It smarts more than a little to read about how Boeing’s plan to exit Wichita after 80 years is benefiting San Antonio and Oklahoma City. But the Air Capital needs to learn from the loss any way it can, and ensure it has the tools and strategy to be a contender in the competition for all kinds of jobs and businesses.
As recent articles by The Eagle’s Molly McMillin have demonstrated, Boeing’s decision to leave Wichita by late 2013 will mean about 400 jobs for San Antonio and 800 to 900 jobs for Oklahoma City. The company currently employs 2,160 in Wichita.
Boeing, which cited high overhead in its decision to leave Wichita, leases a four-story office building in Oklahoma City; another is under construction. Port San Antonio built a hangar for Boeing; the company has a 20-year lease on its buildings with two five-year options at “very favorable terms.”
Port San Antonio has flourished in part because it secured a $35 million loan to improve and modify the former Kelly Air Force Base site for employers. In addition to leasing property, businesses can get help paying for workforce training.
Oklahoma City offers cash to eligible companies that have at least a $1.75 million local payroll and that create at least 50 jobs paying more than the city’s average annual wage. The state’s incentives include cash rebates for job creation, help with employee training, and tax breaks specific to aerospace.
It’s hard to see Wichita and Kansas competing with such goodies, unless they come up with new strategies and many more dollars.
One defining task ahead will be ensuring that the Boeing Wichita facility on South Oliver doesn’t sit idle for long, if at all. If Boeing is correct that it’s premature to be aggressively marketing the 400 acres and its 97 buildings, it isn’t by much. Maybe the company can afford to be choosy, but the city can’t risk seeing the property empty out and decay.
Sen. Jerry Moran, R-Kan., told The Eagle that government officials already had approached Boeing about deeding the property to the city or another public entity so marketing could proceed. “Let’s get control of it so we can move quickly,” Moran said.
That sounds like a good goal to pursue as Boeing winds down operations – perhaps with the creation and help of a redevelopment authority like the one that transformed Kelly Air Force Base’s 1,900 acres into Port San Antonio, which now has 80 employers and 14,000 employees.
The vast Boeing Wichita parcel wouldn’t be appropriate for most other companies, and its shared sewer and electrical services pose a challenge to division. But the right manufacturer might be out there in the global marketplace, one that also would be happy to tap into Wichita’s aerospace workforce, research, development and expertise.
The site’s availability also should better focus the long-running talk in the community about the need for a large, well-developed and easily adaptable industrial park.
And as one San Antonian advised, helping existing businesses should be a key part of Wichita’s response to the loss of Boeing.
Oklahoma City and San Antonio aren’t apologizing for being on the receiving end of the Boeing Wichita jobs.
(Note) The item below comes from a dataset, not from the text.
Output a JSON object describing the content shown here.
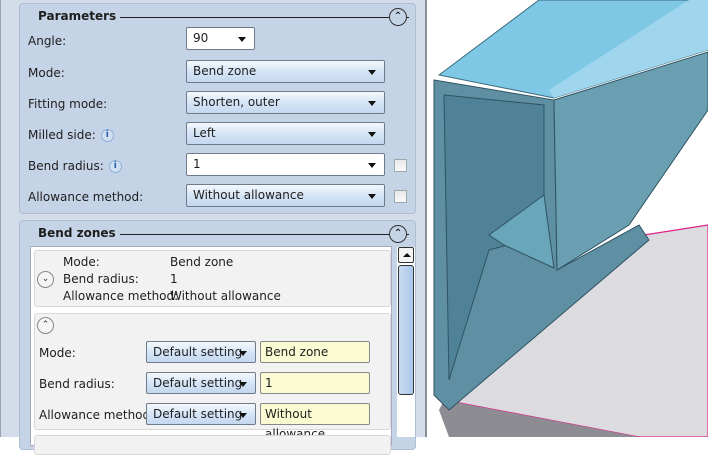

Wichita’s leaders should steal every strategic lesson they can from those communities, then get ready to start beating them at the economic development game.
For the editorial board, Rhonda Holman